When I read this book, all of the events in the book defy standard comic conventions. The story isn’t a slave to hot opens and big finales, Parker is just looking to tell the best story for this comic in the most exciting way possible. This issue managed to dovetail in a mini-crossover from Avengers Academy, the completion of last week’s mission, and the new T-Bolts fending off a riot on The Raft all in one issue, and it never feels rushed or underdeveloped. If anything, it feels so perfectly paced that all of the different story beats accentuate each other in the best way possible.

Oddly enough, Parker is even getting me to care about this odd cast of characters. His U.S. Agent/John Walker is stoic, powerful, intelligent, and given more to do in one issue here than Dan Slott gave him in all of his time on Mighty Avengers. The relationships that have developed on the team are incredibly exciting – the moment when Man-Thing comes to save Moonstone had to have been one of the most exciting and surprising things I’d read in a book in forever. Not only that, but “Troll,” the girl that the team picked up a couple issues back outside of Asgard, saving Songbird’s bacon while Moonstone looked on was triumphant. Couple those moments with the way Parker shows us that nearly everyone on the team is buying into the set up – that everyone seems to be fitting into this non-traditional but highly successful team – and you have a book that is both deeply interesting and exciting.
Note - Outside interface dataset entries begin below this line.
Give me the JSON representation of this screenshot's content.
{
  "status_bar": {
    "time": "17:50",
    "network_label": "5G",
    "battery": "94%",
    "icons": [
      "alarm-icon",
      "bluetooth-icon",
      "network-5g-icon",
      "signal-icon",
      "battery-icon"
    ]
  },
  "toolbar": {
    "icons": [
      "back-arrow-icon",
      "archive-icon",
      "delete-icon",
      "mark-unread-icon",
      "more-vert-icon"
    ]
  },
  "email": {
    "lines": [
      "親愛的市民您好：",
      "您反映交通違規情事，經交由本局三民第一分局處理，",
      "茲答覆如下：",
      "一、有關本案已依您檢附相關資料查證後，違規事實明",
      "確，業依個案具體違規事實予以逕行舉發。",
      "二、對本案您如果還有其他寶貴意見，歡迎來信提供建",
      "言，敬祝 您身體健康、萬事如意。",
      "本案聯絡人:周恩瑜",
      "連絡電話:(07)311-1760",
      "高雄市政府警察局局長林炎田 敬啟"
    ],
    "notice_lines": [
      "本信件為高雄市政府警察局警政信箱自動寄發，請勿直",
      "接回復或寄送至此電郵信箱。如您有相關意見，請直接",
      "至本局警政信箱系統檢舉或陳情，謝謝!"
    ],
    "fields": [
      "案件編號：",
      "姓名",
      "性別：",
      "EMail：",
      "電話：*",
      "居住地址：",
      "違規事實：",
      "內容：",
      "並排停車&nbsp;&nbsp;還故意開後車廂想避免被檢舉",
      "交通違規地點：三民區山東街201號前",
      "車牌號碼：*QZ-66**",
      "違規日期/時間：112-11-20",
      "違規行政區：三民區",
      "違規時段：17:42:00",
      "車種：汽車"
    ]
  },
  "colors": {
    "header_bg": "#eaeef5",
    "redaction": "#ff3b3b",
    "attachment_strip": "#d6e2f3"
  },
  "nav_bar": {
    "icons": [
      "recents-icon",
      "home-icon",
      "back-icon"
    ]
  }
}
Kev Walker is given an exciting list of things to illustrate and he knocks it out of the park. There is one section in particular that floored me: when the riot on The Raft starts, we’re given five pages split in thirds telling three continuous narratives of nearly imsurmountable odds stacked against U.S. Agent (the same U.S. Agent who is missing an arm and a leg and is wheelchair bound), Songbird, and Luke Cage. Each of these sections are visceral, pulling you into the battle in the most exciting way possible. Plus, the pages end up giving you almost impossibly great moments like when the one legged U.S. Agent stands triumphant (challenging the prisoners with an “Anyone else?” as he stands tall) or when Cage takes out The Purple Man with one ferocious headbutt.

This book is already almost unfairly awesome just because of Parker, but throw in Walker and it is just ridiculous. I know its only three issues in but this might have already become my favorite team book on the market.

Matthew Meylikhov

Once upon a time, Matthew Meylikhov became the Founder and Editor-in-Chief of Multiversity Comics, where he was known for his beard and fondness for cats. Then he became only one of those things. Now, if you listen really carefully at night, you may still hear from whispers on the wind a faint voice saying, "X-Men Origins: Wolverine is not as bad as everyone says it issss."